**Problem statement**: What lines in the entries below contain the word "favorites"? Copy all of them.

[Stored entries]
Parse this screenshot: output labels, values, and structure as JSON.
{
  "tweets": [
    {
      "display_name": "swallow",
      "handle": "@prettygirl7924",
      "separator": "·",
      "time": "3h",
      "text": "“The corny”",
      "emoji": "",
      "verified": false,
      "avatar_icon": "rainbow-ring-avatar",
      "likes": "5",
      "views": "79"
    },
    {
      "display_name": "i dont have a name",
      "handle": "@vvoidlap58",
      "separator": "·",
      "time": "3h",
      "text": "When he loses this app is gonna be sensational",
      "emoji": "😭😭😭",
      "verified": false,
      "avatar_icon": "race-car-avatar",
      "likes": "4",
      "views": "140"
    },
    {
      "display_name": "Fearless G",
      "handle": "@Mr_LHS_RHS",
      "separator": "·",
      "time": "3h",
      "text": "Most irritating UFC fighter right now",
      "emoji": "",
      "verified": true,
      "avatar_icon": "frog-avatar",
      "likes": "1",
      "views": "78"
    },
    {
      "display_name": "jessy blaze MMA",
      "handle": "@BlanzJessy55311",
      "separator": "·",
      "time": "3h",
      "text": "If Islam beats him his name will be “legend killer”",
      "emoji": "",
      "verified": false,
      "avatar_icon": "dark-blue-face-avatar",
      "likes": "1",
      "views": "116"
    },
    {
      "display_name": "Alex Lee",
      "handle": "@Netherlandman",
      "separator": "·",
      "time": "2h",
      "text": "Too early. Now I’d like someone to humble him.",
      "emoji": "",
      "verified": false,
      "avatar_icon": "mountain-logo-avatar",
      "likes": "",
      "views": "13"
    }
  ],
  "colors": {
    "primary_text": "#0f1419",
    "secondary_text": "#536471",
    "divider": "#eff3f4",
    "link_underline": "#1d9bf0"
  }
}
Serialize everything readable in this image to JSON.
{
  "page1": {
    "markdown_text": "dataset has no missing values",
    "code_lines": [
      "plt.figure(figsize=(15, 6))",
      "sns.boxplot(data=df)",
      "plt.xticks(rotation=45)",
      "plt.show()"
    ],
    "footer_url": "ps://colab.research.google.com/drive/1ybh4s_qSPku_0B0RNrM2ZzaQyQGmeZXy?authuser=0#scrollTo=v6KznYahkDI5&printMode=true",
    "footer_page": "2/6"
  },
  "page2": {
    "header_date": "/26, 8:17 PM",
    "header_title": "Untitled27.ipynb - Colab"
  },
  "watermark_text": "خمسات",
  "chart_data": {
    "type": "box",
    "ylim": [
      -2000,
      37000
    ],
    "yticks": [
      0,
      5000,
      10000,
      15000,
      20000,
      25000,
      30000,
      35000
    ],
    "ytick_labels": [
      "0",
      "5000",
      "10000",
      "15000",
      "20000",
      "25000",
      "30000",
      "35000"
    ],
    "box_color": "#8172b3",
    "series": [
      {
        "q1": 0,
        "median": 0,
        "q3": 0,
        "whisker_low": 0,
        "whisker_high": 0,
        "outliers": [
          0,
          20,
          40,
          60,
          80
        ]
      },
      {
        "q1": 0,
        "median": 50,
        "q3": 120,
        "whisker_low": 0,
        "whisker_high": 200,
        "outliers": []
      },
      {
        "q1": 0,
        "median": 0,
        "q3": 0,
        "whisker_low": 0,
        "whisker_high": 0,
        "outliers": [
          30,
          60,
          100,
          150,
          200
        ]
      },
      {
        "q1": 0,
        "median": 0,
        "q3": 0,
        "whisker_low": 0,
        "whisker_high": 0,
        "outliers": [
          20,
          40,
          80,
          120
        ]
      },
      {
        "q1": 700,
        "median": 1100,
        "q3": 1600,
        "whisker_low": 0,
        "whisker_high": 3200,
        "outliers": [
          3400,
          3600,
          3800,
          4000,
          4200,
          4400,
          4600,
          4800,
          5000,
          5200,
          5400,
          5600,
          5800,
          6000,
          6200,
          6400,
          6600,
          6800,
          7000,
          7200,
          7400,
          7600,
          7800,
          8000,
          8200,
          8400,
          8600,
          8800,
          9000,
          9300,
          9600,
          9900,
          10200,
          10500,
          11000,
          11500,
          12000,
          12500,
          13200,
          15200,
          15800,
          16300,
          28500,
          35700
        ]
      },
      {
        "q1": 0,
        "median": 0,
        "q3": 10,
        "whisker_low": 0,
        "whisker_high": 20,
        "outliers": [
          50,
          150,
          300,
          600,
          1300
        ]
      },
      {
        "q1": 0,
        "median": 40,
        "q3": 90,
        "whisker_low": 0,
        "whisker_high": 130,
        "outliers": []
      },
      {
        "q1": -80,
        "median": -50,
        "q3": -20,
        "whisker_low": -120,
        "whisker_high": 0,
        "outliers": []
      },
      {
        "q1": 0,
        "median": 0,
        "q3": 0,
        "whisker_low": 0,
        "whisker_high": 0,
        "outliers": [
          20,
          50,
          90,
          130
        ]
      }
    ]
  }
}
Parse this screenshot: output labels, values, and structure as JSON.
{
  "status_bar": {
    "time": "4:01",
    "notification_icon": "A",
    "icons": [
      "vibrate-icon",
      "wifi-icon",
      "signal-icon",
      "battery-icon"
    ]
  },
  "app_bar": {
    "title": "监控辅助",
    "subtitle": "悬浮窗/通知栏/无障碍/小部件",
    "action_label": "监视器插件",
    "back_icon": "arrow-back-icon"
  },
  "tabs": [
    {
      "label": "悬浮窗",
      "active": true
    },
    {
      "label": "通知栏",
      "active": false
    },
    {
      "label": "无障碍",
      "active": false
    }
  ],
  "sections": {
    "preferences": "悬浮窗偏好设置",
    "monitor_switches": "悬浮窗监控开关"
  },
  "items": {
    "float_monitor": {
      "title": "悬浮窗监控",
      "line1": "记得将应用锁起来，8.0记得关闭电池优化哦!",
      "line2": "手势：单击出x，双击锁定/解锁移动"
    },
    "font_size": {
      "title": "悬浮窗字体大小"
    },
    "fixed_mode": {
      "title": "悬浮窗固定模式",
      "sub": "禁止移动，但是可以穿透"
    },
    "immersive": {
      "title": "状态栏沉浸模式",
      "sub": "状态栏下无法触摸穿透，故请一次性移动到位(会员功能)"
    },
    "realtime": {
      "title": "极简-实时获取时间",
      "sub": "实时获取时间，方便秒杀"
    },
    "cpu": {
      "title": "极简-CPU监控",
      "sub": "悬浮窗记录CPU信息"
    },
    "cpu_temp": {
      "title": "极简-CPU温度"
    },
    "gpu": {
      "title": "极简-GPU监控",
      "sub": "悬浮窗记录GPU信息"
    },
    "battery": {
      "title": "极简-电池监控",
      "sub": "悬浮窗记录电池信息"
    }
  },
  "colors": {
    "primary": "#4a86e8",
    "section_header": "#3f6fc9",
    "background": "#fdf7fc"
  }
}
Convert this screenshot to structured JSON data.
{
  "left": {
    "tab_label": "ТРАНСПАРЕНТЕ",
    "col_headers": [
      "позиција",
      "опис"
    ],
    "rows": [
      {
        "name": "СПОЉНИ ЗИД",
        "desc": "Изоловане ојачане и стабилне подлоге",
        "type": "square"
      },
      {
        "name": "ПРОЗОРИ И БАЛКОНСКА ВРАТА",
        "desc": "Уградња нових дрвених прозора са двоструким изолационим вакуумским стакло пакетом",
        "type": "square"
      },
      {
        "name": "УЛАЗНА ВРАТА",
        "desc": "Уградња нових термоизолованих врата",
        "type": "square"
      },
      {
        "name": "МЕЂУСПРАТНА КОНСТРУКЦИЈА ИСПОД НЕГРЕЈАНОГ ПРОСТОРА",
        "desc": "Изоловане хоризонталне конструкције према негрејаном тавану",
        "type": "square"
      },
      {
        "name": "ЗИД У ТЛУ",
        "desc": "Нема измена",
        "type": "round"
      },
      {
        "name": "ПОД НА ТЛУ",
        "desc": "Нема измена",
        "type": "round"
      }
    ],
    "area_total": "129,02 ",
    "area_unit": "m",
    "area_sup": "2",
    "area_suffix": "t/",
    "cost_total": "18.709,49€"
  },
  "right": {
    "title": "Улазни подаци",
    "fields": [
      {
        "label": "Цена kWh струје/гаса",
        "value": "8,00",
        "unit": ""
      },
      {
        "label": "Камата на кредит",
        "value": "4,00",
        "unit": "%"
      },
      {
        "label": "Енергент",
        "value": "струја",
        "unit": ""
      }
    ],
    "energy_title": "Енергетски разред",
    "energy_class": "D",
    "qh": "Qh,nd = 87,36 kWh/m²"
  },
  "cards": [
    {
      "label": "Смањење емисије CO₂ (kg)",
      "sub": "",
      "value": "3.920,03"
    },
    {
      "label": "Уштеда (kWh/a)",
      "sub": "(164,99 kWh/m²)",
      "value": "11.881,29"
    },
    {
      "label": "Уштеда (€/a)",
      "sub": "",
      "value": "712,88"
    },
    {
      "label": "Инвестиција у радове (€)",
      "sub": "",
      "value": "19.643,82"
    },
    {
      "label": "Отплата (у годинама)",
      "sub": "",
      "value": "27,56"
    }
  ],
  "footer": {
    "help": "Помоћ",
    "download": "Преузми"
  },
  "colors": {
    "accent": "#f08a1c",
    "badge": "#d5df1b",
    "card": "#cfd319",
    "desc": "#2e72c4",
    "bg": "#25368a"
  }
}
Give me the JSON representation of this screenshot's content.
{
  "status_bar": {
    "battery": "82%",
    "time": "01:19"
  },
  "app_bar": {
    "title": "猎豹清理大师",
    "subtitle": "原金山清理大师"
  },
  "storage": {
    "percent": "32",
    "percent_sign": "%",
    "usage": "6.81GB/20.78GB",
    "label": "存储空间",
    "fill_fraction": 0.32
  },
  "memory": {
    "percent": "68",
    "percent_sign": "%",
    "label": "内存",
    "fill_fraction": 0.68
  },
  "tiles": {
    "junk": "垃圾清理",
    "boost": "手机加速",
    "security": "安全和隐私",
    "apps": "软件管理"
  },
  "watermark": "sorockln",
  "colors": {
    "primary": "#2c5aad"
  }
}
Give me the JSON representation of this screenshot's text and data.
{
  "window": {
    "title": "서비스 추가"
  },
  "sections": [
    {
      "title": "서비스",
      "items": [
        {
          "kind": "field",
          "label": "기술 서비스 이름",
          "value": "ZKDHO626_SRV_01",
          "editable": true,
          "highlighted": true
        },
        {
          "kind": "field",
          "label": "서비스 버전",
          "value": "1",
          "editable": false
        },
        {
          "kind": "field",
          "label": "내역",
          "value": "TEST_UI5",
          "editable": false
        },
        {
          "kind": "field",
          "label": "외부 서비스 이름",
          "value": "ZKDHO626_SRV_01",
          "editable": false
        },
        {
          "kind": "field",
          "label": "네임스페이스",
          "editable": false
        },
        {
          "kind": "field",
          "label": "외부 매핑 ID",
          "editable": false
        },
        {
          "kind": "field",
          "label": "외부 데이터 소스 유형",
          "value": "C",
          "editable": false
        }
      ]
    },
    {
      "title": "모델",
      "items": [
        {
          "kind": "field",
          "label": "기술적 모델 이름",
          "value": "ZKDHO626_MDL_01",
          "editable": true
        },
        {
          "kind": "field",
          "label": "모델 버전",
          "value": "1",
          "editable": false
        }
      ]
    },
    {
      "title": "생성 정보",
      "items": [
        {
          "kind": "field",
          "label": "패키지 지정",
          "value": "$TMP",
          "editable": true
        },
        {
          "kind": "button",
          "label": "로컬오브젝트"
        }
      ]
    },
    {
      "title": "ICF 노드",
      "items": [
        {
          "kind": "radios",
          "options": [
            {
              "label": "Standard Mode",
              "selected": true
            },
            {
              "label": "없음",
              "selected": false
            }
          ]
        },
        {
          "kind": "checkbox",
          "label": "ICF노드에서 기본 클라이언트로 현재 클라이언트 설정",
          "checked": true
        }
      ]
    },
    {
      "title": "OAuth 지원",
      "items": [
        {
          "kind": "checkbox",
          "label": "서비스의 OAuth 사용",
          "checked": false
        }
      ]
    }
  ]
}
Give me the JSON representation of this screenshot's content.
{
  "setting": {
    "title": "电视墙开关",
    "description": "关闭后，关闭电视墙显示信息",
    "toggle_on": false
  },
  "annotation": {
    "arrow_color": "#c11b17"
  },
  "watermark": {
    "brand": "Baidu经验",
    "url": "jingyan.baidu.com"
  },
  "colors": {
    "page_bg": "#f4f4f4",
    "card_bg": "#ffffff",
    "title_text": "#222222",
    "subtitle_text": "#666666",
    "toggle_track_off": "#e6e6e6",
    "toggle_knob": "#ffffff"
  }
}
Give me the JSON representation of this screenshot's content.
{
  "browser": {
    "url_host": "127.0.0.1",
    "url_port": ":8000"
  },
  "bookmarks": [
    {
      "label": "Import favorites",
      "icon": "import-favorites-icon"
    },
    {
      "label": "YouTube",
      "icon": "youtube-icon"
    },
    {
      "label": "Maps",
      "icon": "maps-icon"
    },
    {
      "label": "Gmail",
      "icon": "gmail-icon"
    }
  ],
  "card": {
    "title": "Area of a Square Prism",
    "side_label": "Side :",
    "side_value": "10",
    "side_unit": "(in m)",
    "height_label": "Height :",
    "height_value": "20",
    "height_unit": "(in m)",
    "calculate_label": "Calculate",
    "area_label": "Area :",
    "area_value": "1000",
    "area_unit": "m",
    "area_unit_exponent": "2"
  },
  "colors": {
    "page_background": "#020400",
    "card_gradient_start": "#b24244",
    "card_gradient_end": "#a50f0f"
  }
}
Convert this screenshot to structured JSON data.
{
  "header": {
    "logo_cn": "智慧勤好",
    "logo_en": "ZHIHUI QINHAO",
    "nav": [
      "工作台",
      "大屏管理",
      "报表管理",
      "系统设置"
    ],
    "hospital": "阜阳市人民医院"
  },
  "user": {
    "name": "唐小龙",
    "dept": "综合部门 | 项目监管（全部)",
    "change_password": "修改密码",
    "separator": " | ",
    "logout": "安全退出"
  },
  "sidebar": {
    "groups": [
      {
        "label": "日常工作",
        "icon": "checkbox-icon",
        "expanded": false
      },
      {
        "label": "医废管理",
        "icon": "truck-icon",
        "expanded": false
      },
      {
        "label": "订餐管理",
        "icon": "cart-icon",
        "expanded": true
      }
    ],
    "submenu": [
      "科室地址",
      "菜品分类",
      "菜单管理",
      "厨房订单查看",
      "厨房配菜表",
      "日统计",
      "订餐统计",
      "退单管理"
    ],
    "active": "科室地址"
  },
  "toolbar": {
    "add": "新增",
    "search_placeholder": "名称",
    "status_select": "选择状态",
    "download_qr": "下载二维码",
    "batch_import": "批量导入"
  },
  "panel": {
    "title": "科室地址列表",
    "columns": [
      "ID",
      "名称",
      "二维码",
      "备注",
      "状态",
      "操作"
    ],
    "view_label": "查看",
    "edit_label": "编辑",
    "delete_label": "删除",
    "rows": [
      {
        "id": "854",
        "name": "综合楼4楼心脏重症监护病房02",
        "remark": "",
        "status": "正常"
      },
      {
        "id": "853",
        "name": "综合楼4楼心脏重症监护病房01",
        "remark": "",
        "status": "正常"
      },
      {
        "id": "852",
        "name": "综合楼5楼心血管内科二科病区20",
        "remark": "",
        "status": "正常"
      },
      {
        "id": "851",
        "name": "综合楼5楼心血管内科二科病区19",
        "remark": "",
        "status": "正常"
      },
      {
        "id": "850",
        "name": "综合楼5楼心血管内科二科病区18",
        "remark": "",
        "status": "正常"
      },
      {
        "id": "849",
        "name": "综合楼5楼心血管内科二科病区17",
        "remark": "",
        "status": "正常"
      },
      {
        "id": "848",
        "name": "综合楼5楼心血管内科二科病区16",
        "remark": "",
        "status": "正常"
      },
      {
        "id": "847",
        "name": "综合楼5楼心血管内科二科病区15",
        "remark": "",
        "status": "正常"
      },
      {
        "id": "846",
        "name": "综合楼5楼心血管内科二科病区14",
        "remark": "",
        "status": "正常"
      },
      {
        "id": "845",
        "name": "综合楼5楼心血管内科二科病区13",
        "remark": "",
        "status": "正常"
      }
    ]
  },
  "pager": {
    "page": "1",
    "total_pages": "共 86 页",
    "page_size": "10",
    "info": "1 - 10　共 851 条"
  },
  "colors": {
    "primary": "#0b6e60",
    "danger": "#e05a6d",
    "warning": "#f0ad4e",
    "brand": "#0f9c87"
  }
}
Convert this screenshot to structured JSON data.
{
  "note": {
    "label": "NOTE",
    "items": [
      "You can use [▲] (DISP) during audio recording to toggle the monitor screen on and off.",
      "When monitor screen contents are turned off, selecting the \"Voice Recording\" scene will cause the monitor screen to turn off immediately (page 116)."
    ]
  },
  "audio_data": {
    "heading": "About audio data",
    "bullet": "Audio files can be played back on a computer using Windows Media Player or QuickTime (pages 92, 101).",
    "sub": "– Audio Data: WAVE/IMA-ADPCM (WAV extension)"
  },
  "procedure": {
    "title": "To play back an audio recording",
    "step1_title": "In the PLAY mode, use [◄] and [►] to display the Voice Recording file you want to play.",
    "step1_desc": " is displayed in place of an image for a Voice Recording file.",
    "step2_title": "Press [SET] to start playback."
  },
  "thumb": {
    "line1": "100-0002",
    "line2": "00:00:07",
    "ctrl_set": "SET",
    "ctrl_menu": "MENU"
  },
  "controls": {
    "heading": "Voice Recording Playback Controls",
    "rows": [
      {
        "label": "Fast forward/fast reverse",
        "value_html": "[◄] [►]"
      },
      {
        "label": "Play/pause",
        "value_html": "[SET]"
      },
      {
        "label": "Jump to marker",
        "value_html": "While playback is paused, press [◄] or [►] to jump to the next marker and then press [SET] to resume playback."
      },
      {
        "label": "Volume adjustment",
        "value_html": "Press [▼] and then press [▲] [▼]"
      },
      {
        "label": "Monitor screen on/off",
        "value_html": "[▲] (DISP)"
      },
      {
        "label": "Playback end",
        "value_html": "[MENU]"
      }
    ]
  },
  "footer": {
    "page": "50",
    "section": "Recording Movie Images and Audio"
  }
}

**Output below**:
      "label": "Import favorites",
      "icon": "import-favorites-icon"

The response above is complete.